TRP: Okay Ronan, so if you've managed to convince our readers, what should they look for when shopping for a digital signature solution?
RL: Like any area of enterprise IT, it's going to depend on the business, but here is my suggested tick list. The system needs to be tamper-proof, so if anyone changes the document, the signature is invalidated. Compliance with regulation and legislation is a must have.
Clearly, the digital signature system – regardless of what platform it is on - needs to integrate with existing systems. Ideally, it should be easy and simple to install, with minimal on-going maintenance, but support should be available if needed.
For large organisations that have hundreds or thousands of users, it is essential that the digital signature solution be seamlessly integrated with their user management system.
For many companies who have deployed digital signature solutions, they have done so to remove unnecessary paper from key processes and to improve efficiencies.
It is therefore important to many companies that their staff should be able to digitally sign documents in a matter of seconds, whether they are Microsoft Office or PDF documents, or as part of an embedded workflow.
Similarly, it may sound obvious, but digital signatures must be very easy to use. For instance, the signer's signature should be easily viewable so that it is immediately clear if a document is signed or not.

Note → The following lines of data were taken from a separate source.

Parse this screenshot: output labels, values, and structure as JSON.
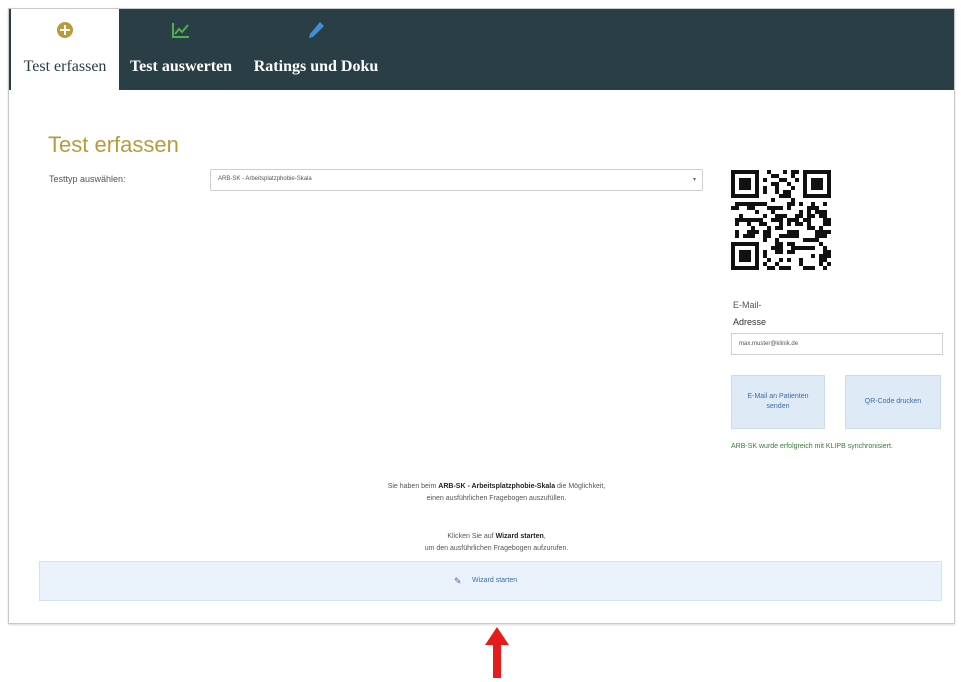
{
  "tabs": [
    {
      "label": "Test erfassen",
      "icon": "plus-circle-icon",
      "active": true
    },
    {
      "label": "Test auswerten",
      "icon": "chart-icon",
      "active": false
    },
    {
      "label": "Ratings und Doku",
      "icon": "pencil-icon",
      "active": false
    }
  ],
  "page_title": "Test erfassen",
  "testtyp": {
    "label": "Testtyp auswählen:",
    "selected": "ARB-SK - Arbeitsplatzphobie-Skala"
  },
  "email": {
    "label_line1": "E-Mail-",
    "label_line2": "Adresse",
    "value": "max.muster@klinik.de"
  },
  "buttons": {
    "send_mail": "E-Mail an Patienten senden",
    "qr_code": "QR-Code drucken"
  },
  "sync_status": "ARB-SK wurde erfolgreich mit KLIPB synchronisiert.",
  "info": {
    "line1_pre": "Sie haben beim ",
    "line1_bold": "ARB-SK - Arbeitsplatzphobie-Skala",
    "line1_post": " die Möglichkeit,",
    "line2": "einen ausführlichen Fragebogen auszufüllen.",
    "line3_pre": "Klicken Sie auf ",
    "line3_bold": "Wizard starten",
    "line3_post": ",",
    "line4": "um den ausführlichen Fragebogen aufzurufen."
  },
  "wizard_button": "Wizard starten",
  "colors": {
    "topbar": "#2a3e45",
    "title": "#b99b3c",
    "link_blue": "#3c6ea8",
    "success_green": "#3b7a3b",
    "annotation_arrow": "#e51c1c"
  }
}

It may also be important to simultaneously add multiple signatures, particularly when different locations or time zones are involved.